Meanwhile, U.N. Secretary-General Kofi Annan publicly urged Washington on Monday to deploy troops to Liberia.

“I think we can really salvage the situation if troops were to be deployed urgently and promptly,” he said in New York.

He described the small country of 3.3 million people as “poised between hope and disaster.”

Another factor working to destroy the cease-fire was the ploys of both Taylor and the rebels.

In a play for his political life after two other rebel strikes in the capital over the last six weeks, Taylor has “manipulated the process on the premise that the United States would not intervene.

He set out conditions that were almost impossible to fulfill,” said Baker, the Fund for Peace president.

Taylor may even be hoping to disappear into the African countryside and live on to fight another day in Liberia, still backed by his fighters, rather than face ignominious exile and the possibility of facing war crimes charges, Rice said.

But the rebels also may have broken the cease-fire because they realized, with a deployment probably looming by the end of July, that this was their last chance to seize power.
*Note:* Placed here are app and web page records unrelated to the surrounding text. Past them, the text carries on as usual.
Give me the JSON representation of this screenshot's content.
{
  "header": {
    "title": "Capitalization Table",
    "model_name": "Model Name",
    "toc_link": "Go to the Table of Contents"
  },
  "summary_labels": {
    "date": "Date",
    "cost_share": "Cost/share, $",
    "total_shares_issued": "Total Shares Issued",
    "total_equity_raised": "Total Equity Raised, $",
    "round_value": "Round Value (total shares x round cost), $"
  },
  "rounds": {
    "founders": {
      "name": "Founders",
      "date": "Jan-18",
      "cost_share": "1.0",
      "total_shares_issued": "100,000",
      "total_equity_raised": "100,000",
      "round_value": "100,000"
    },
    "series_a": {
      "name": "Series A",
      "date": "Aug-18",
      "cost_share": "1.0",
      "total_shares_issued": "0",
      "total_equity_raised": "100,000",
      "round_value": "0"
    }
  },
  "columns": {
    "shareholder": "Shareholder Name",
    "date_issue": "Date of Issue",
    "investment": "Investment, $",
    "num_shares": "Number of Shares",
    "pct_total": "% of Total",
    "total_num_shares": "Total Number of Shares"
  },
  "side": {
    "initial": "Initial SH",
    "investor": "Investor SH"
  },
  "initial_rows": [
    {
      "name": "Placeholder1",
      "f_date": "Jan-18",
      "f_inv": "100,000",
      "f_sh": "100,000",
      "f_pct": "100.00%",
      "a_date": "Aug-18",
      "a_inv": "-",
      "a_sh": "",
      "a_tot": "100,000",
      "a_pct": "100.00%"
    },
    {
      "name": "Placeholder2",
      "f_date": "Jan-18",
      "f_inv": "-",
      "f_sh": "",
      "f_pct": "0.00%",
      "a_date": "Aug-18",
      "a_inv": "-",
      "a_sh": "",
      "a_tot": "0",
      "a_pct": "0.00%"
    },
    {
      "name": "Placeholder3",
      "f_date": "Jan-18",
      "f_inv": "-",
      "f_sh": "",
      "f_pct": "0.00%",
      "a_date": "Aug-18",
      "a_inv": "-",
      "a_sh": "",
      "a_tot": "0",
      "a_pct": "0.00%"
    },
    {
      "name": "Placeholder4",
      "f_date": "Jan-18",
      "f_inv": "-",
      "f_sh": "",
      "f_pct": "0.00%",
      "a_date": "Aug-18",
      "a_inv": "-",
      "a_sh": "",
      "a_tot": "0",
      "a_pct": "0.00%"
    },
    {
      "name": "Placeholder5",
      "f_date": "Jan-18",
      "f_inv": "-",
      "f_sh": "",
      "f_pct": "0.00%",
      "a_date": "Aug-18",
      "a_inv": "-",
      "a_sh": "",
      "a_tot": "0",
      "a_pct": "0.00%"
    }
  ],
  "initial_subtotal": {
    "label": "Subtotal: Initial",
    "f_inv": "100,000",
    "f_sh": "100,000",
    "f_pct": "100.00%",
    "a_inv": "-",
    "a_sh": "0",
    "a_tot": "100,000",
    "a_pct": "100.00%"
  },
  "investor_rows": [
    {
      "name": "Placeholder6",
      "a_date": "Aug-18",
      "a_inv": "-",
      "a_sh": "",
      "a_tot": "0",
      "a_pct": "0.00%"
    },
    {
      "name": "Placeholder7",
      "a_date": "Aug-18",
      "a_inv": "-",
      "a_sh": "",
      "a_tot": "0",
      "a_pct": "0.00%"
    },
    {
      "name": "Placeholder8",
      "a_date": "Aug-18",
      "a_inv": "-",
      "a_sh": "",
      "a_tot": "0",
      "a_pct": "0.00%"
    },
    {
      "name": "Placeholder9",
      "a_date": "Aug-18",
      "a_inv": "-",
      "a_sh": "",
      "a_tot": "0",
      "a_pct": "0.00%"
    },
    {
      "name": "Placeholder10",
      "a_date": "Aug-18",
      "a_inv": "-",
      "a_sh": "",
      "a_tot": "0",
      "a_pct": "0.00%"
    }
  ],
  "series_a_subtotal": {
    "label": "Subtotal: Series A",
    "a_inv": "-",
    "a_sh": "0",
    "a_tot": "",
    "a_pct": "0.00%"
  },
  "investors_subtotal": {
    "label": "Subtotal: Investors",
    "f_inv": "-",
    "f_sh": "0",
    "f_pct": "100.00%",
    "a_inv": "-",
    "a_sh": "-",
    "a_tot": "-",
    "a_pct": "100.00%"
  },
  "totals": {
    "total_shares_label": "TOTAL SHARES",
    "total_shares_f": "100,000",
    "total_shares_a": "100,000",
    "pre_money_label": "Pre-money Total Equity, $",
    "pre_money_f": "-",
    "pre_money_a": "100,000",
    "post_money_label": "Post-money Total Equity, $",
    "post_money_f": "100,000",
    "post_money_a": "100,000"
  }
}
The alternative was to gain a couple of seats in a transitional government probably ruled by exiled technocrats under a U.N. protectorate, Morrison said.

“For a bunch of warlord types who have militias on the edge of town, that’s not very appetizing. So this is the time to seize and hold ground and then they can negotiate for a larger share of power,” he added.

The State Department on Monday condemned the main rebel group, Liberians United for Reconciliation and Democracy, or LURD, for “continued reckless and indiscriminate shelling” and appealed for all sides to return to the cease-fire.

“We’re calling upon the leader of the LURD group to immediately halt that offensive and for all Liberians to re-energize their efforts in achieving a peaceful, negotiated settlement through the Accra talks taking place in Accra, Ghana,” Reeker told reporters.

With scores of lives lost Monday, U.S. analysts argue that now, more than ever, Washington needs to come to a speedy decision, since U.S. action will influence the players more than anything either the U.N. or ECOWAS does.

“This could end up as Bush’s Rwanda, in the sense that once again we have an opportunity to stop a human emergency and failed to do it either due to delay or deliberate avoidance of the issues,” Baker said.